Study material -
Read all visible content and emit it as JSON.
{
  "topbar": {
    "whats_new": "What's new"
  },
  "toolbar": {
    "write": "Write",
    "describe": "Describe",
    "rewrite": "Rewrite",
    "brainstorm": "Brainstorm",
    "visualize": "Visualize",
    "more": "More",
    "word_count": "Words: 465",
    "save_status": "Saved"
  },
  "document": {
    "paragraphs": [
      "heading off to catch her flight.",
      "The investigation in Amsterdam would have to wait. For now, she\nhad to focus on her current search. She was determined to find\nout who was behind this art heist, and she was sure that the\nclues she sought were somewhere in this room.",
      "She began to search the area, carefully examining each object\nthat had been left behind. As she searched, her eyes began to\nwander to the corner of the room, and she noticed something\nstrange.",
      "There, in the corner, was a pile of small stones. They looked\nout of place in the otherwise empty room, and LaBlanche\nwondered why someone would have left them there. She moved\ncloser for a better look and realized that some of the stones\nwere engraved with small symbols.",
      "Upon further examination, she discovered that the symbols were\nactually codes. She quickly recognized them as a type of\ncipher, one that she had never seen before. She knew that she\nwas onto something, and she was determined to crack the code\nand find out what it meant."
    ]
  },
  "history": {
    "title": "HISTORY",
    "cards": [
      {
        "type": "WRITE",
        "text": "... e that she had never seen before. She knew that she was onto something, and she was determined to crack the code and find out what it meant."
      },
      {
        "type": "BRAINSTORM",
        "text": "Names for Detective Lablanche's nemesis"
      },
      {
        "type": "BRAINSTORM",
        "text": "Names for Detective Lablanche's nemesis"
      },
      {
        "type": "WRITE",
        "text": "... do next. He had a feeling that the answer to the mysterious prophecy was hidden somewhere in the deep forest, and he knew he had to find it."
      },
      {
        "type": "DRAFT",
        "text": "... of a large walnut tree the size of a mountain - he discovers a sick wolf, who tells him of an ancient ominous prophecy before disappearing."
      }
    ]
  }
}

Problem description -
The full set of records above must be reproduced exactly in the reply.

Solution to this problem -
Read all visible content and emit it as JSON.
{
  "topbar": {
    "whats_new": "What's new"
  },
  "toolbar": {
    "write": "Write",
    "describe": "Describe",
    "rewrite": "Rewrite",
    "brainstorm": "Brainstorm",
    "visualize": "Visualize",
    "more": "More",
    "word_count": "Words: 465",
    "save_status": "Saved"
  },
  "document": {
    "paragraphs": [
      "heading off to catch her flight.",
      "The investigation in Amsterdam would have to wait. For now, she\nhad to focus on her current search. She was determined to find\nout who was behind this art heist, and she was sure that the\nclues she sought were somewhere in this room.",
      "She began to search the area, carefully examining each object\nthat had been left behind. As she searched, her eyes began to\nwander to the corner of the room, and she noticed something\nstrange.",
      "There, in the corner, was a pile of small stones. They looked\nout of place in the otherwise empty room, and LaBlanche\nwondered why someone would have left them there. She moved\ncloser for a better look and realized that some of the stones\nwere engraved with small symbols.",
      "Upon further examination, she discovered that the symbols were\nactually codes. She quickly recognized them as a type of\ncipher, one that she had never seen before. She knew that she\nwas onto something, and she was determined to crack the code\nand find out what it meant."
    ]
  },
  "history": {
    "title": "HISTORY",
    "cards": [
      {
        "type": "WRITE",
        "text": "... e that she had never seen before. She knew that she was onto something, and she was determined to crack the code and find out what it meant."
      },
      {
        "type": "BRAINSTORM",
        "text": "Names for Detective Lablanche's nemesis"
      },
      {
        "type": "BRAINSTORM",
        "text": "Names for Detective Lablanche's nemesis"
      },
      {
        "type": "WRITE",
        "text": "... do next. He had a feeling that the answer to the mysterious prophecy was hidden somewhere in the deep forest, and he knew he had to find it."
      },
      {
        "type": "DRAFT",
        "text": "... of a large walnut tree the size of a mountain - he discovers a sick wolf, who tells him of an ancient ominous prophecy before disappearing."
      }
    ]
  }
}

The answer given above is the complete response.